WYATT — Amid the debris left behind by the intentional breach of the Birds Point levee in southeast Missouri, signs of hope are beginning to sprout — literally.
The Southeast Missourian reported that Gov. Jay Nixon visited the scoured farmland Wednesday where the levee was intentionally breached in May. Propane tanks littered part of the region. The levee is still under repair.
But Nixon saw signs of encouragement, too.
"The highlight of this trip has been seeing some of those green sprouts coming up in some areas that were flooded," Nixon said. "I think all of us were very, very fearful that what we were going to see was a situation where we lost a complete year in an entire area."
Nixon, during a driving tour, also saw that the farmers had returned to work. In some places, lush green rows of soybeans were evident.
"This is an incredible economic asset to our state," Nixon said. "I'm going to do everything that's within my power to make sure these sprouts keep coming up."
The Army Corps of Engineers used explosives to breach the levee when the spring flooding was threatening nearby Cairo, Ill., and other communities. The breach allowed the river level to drop enough to save Cairo, but it damaged some of the best farmland in Missouri.
It was Nixon's first visit to Birds Point since the corps began construction of a temporary 51-foot levee aimed at keeping the river from re-flooding the farmland, especially when waters typically rise again in the fall. Corps officials say the goal is to have the temporary levee built by Nov. 30.

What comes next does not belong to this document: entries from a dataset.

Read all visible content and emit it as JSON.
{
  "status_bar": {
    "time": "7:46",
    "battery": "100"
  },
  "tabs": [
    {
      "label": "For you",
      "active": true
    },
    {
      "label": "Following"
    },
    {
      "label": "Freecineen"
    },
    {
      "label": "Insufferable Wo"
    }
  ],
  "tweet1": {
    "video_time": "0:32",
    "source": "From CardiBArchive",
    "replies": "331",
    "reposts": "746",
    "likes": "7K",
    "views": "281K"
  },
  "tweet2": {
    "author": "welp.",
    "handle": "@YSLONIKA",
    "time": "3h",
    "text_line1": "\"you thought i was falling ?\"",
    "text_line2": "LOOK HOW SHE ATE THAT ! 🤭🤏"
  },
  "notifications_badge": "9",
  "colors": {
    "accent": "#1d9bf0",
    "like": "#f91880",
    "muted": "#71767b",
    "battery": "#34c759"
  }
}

Meanwhile, the permanent levee is being rebuilt, though the corps hasn't said if it will add metal gates that could be lifted if the need arose again to relieve flooding pressure. Earlier reports indicated the permanent levee could be rebuilt by March.

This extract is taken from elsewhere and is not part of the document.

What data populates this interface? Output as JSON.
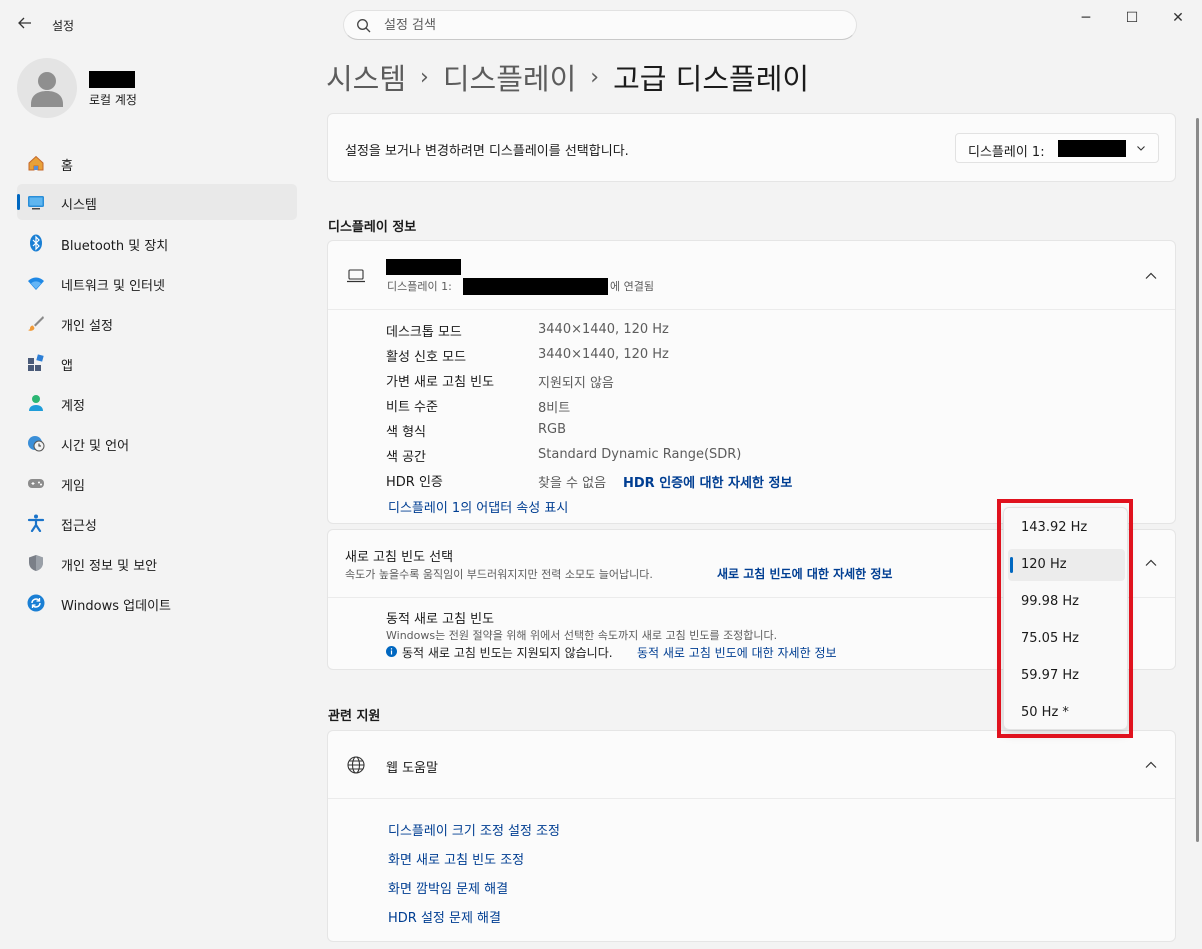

Farmers told Nixon and other visitors that they are anxious for the corps to rebuild the levee as quickly as possible.
"Everything's getting better," said John Moreton, who said he has planted quite a bit of soybeans. "But we need the corps to rebuild the levee to where it was previously. We need them to change their operating plan so they don't ever use explosives again."
Corps officials who toured the area with Nixon said workers have been putting in 60-hour weeks to get the temporary levee built by Nov. 30.

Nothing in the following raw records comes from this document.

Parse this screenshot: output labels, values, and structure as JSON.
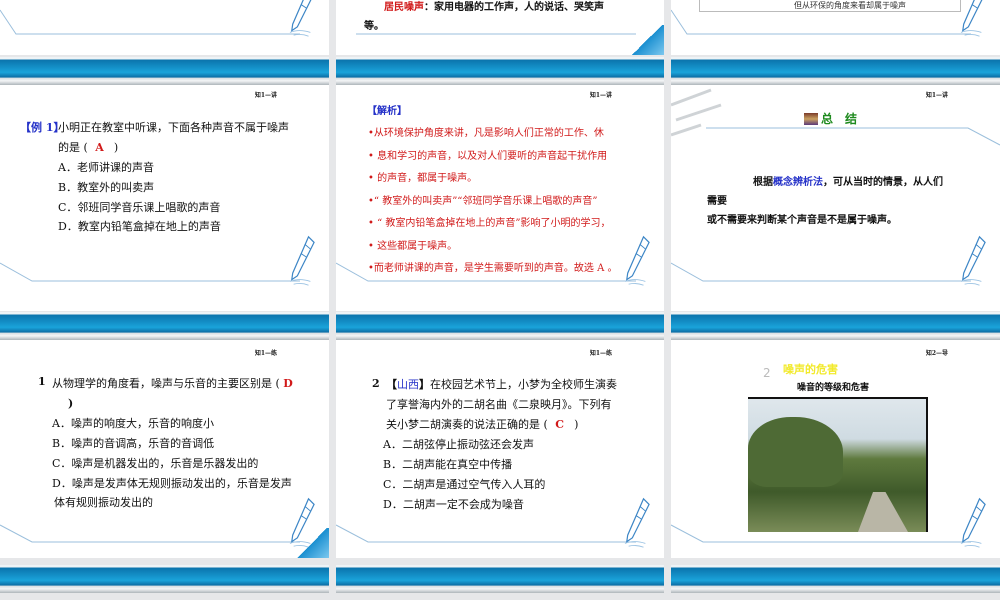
{
  "header_tags": {
    "lecture": "知1—讲",
    "practice": "知1—练",
    "lecture2": "知2—导"
  },
  "s_top2": {
    "label": "居民噪声",
    "text": "：家用电器的工作声，人的说话、哭笑声",
    "text2": "等。"
  },
  "s_top3": {
    "cell": "但从环保的角度来看却属于噪声"
  },
  "s_ex1": {
    "tag": "【例 1】",
    "q1": "小明正在教室中听课，下面各种声音不属于噪声",
    "q2a": "的是 (",
    "answer": "A",
    "q2b": ")",
    "options": [
      "A．老师讲课的声音",
      "B．教室外的叫卖声",
      "C．邻班同学音乐课上唱歌的声音",
      "D．教室内铅笔盒掉在地上的声音"
    ]
  },
  "s_analysis": {
    "title": "【解析】",
    "lines": [
      "•从环境保护角度来讲，凡是影响人们正常的工作、休",
      "•  息和学习的声音，以及对人们要听的声音起干扰作用",
      "•  的声音，都属于噪声。",
      "•“ 教室外的叫卖声”“邻班同学音乐课上唱歌的声音”",
      "• “ 教室内铅笔盒掉在地上的声音”影响了小明的学习，",
      "•    这些都属于噪声。",
      "•而老师讲课的声音，是学生需要听到的声音。故选 A 。"
    ]
  },
  "s_summary": {
    "title": "总　结",
    "pre": "根据",
    "method": "概念辨析法",
    "post": "，可从当时的情景，从人们",
    "line2": "需要",
    "line3": "或不需要来判断某个声音是不是属于噪声。"
  },
  "s_q1": {
    "num": "1",
    "q1": "从物理学的角度看，噪声与乐音的主要区别是 (",
    "answer": "D",
    "q2": ")",
    "options": [
      "A．噪声的响度大，乐音的响度小",
      "B．噪声的音调高，乐音的音调低",
      "C．噪声是机器发出的，乐音是乐器发出的",
      "D．噪声是发声体无规则振动发出的，乐音是发声"
    ],
    "cont": "体有规则振动发出的"
  },
  "s_q2": {
    "num": "2",
    "src_l": "【",
    "src": "山西",
    "src_r": "】",
    "q1": "在校园艺术节上，小梦为全校师生演奏",
    "q2": "了享誉海内外的二胡名曲《二泉映月》。下列有",
    "q3a": "关小梦二胡演奏的说法正确的是 (",
    "answer": "C",
    "q3b": ")",
    "options": [
      "A．二胡弦停止振动弦还会发声",
      "B．二胡声能在真空中传播",
      "C．二胡声是通过空气传入人耳的",
      "D．二胡声一定不会成为噪音"
    ]
  },
  "s_harm": {
    "num": "2",
    "title": "噪声的危害",
    "subtitle": "噪音的等级和危害"
  }
}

Not everyone was happy with the progress. Mississippi County Sheriff Keith Moore called one rebuilt section of the levee inadequate, saying it wasn't high enough.
"If the river goes up, it would hit this area hard," he said. "We just want them to put it back to the way it was."
Most farmers with land inside the levee are back at work, but most people who lived behind Birds Point have still not returned and probably won't, Mississippi County Commissioner Robert Jackson said.
"It's very frustrating," said Jackson, who also rents and manages 1,250 acres in the floodway. "We've got a lot of money invested out here in the spillway in these crops. The best thing we're going to do is to keep busy. But there's worries about the river coming back over where they blew the levee."